Scientists Just Came Up With a Wild Idea For Making Oxygen on Mars

Paint designed to improve the air quality in a Martian colony may contain microorganisms from the desert that consume sunlight, absorb carbon dioxide, and release oxygen.

Scientists have created a biocoating for Chroococcidiopsis cubana that reduces the quantity of carbon dioxide in the surrounding air while emitting quantifiable amounts of oxygen on a daily basis. According to a team led by microbiologist Simone Krings of the University of Surrey in the UK, this has consequences not just for space travel but also for life on Earth.

"We need innovative, environmentally friendly, and sustainable materials with the rise in greenhouse gasses, particularly CO2, in the atmosphere and concerns about water shortages due to rising global temperatures," says University of Surrey bacteriologist Suzie Hingley-Wilson.

"Mechanically robust, ready-to-use biocoatings, or 'living paints,' could help meet these challenges by reducing water consumption in typically water-intensive bioreactor-based processes."

There is an odd tiny genus of beasties called Chroococcidiopsis. There's a good chance that a species of this bacteria exists somewhere on Earth where it seems impossible for life to exist. It uses an unusual kind of photosynthesis that can thrive in extremely low light levels and has a fallback survival strategy for even darker environments. It has been discovered in the utter darkness of very deep caverns as well as in the lower crust of Earth just below the ocean level.

Sometimes, Chroococcidiopsis cubana inhabits deserts with circumstances akin to those on Mars. In addition, its metabolism shares several advantageous traits with other cyanobacteria. The bacteria absorbs CO2, fixes it, and uses photosynthesis to convert it into organic molecules. During this process, oxygen is released.

Krings' group aimed to create a biocoating that takes use of these characteristics. These are coatings, similar to paint, that have layers of live bacteria added to them. They must be robust and free of anything that can damage the microorganisms within.

This is harder than it sounds: the biocoating matrix must be strong and physically durable, yet porous to permit cell movement and hydration. By combining latex with nanoclay particles, the team was able to accomplish these characteristics and securely encapsulate their germs.

The next stage was to confirm that the paint was functioning as planned and that the little bacteria within were still leading contented, small lives. The group measured the amount of CO2 and oxygen produced while keeping an eye on their coating for 30 days.

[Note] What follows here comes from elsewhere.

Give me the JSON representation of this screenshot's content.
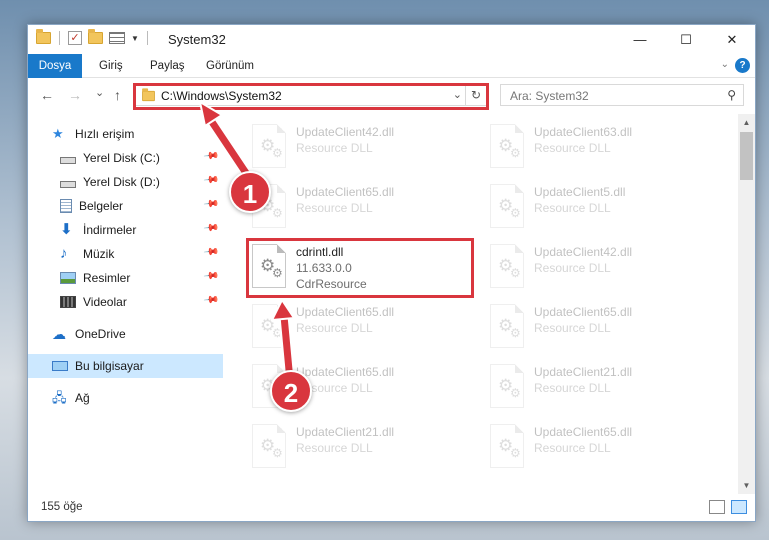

They discovered that throughout the course of the month, the paint continuously released oxygen at a rate of up to 0.4 grams of oxygen per gram of biomass every day. For every kilogram (35 ounces) of paint, that equates to up to 400 grams (14 ounces) of oxygen. Furthermore, CO2 was absorbed by the paint. Green Living Paint is the name given to the creation by the researchers.

A team of astronauts residing on Mars for a year would require an estimated 500 metric tons of oxygen, so that output would probably not be enough for a habitat there. However, every bit of oxygen that can be extracted on the red planet will lessen the amount of oxygen that space missions will need to transport there on a spacecraft.

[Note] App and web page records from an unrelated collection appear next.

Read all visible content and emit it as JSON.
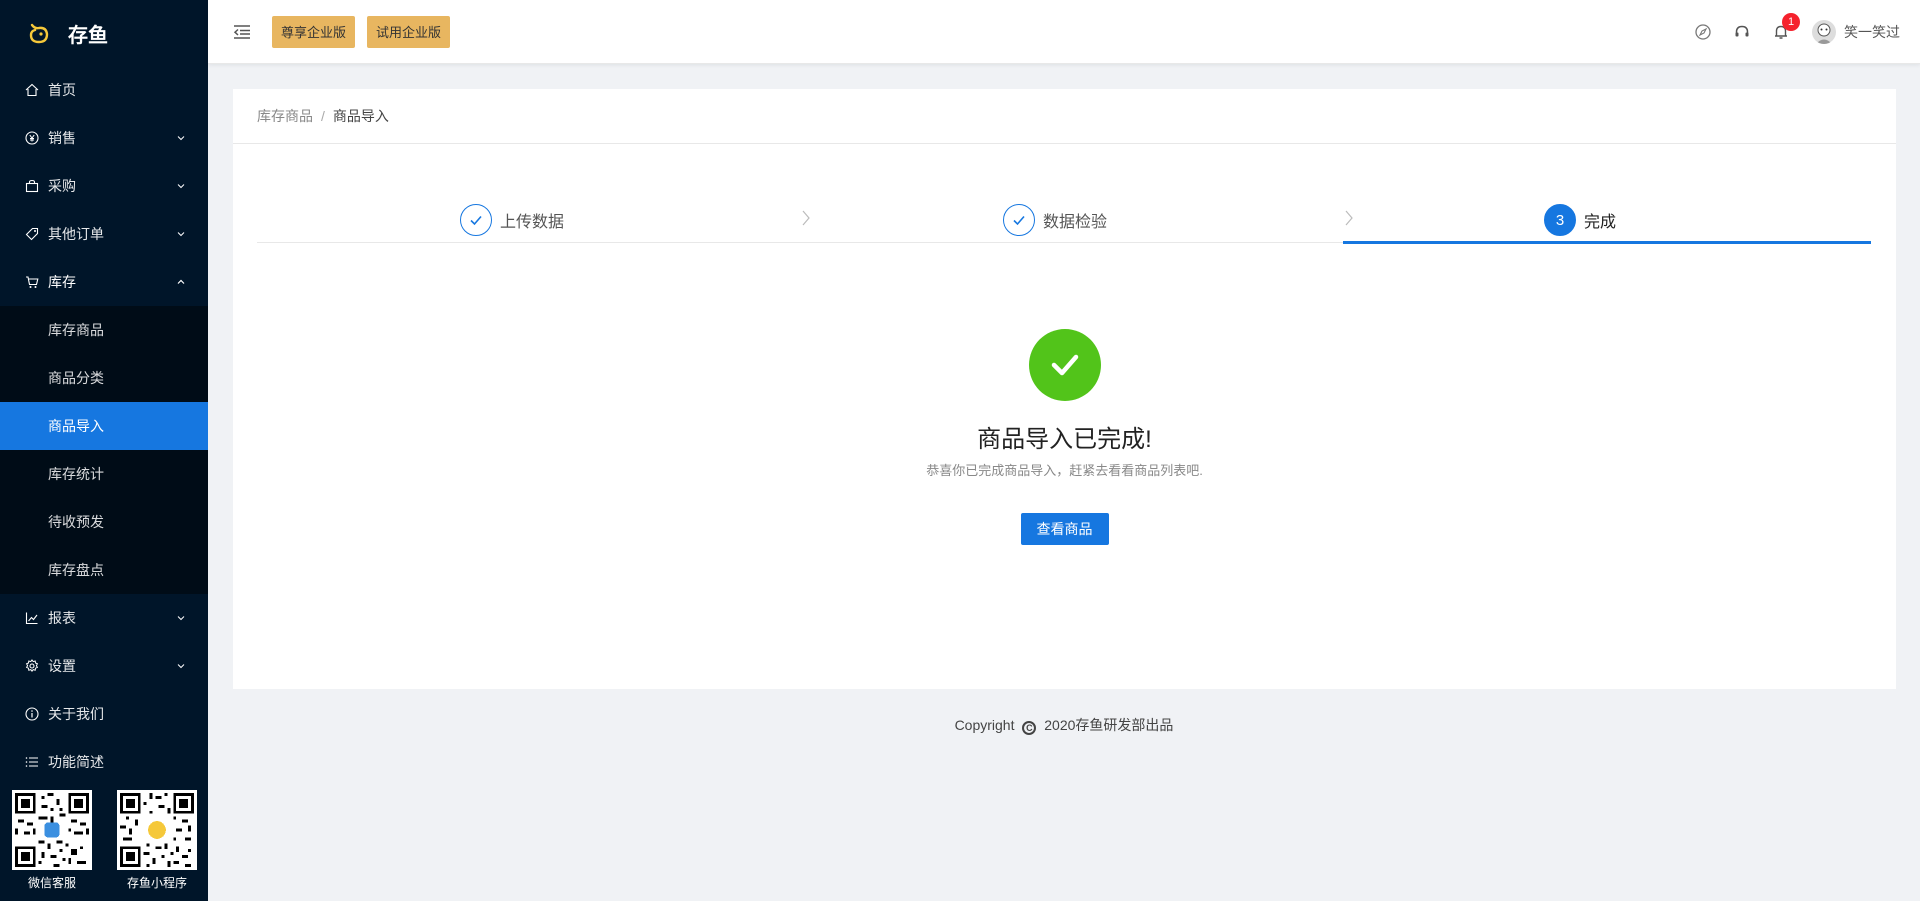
{
  "app": {
    "name": "存鱼",
    "brand_color": "#1677e0",
    "logo_color": "#f5c83a"
  },
  "sidebar": {
    "menu": [
      {
        "label": "首页",
        "icon": "home-icon"
      },
      {
        "label": "销售",
        "icon": "yen-icon"
      },
      {
        "label": "采购",
        "icon": "bag-icon"
      },
      {
        "label": "其他订单",
        "icon": "tag-icon"
      },
      {
        "label": "库存",
        "icon": "cart-icon",
        "expanded": true
      },
      {
        "label": "报表",
        "icon": "chart-icon"
      },
      {
        "label": "设置",
        "icon": "gear-icon"
      },
      {
        "label": "关于我们",
        "icon": "info-icon"
      },
      {
        "label": "功能简述",
        "icon": "list-icon"
      }
    ],
    "submenu": [
      "库存商品",
      "商品分类",
      "商品导入",
      "库存统计",
      "待收预发",
      "库存盘点"
    ],
    "active_submenu": "商品导入",
    "qr": [
      {
        "label": "微信客服"
      },
      {
        "label": "存鱼小程序"
      }
    ]
  },
  "header": {
    "edition_buttons": [
      "尊享企业版",
      "试用企业版"
    ],
    "notification_count": "1",
    "username": "笑一笑过"
  },
  "breadcrumb": {
    "parent": "库存商品",
    "separator": "/",
    "current": "商品导入"
  },
  "steps": [
    {
      "title": "上传数据",
      "status": "finish"
    },
    {
      "title": "数据检验",
      "status": "finish"
    },
    {
      "title": "完成",
      "number": "3",
      "status": "process"
    }
  ],
  "result": {
    "title": "商品导入已完成!",
    "subtitle": "恭喜你已完成商品导入，赶紧去看看商品列表吧.",
    "button": "查看商品",
    "status_color": "#52c41a"
  },
  "footer": {
    "prefix": "Copyright",
    "symbol": "C",
    "text": "2020存鱼研发部出品"
  }
}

"The photosynthetic Chroococcidiopsis have an extraordinary ability to survive in extreme environments, like droughts and after high levels of UV radiation exposure," adds Krings. "This makes them potential candidates for Mars colonization."

The research has been published in Microbiology Spectrum.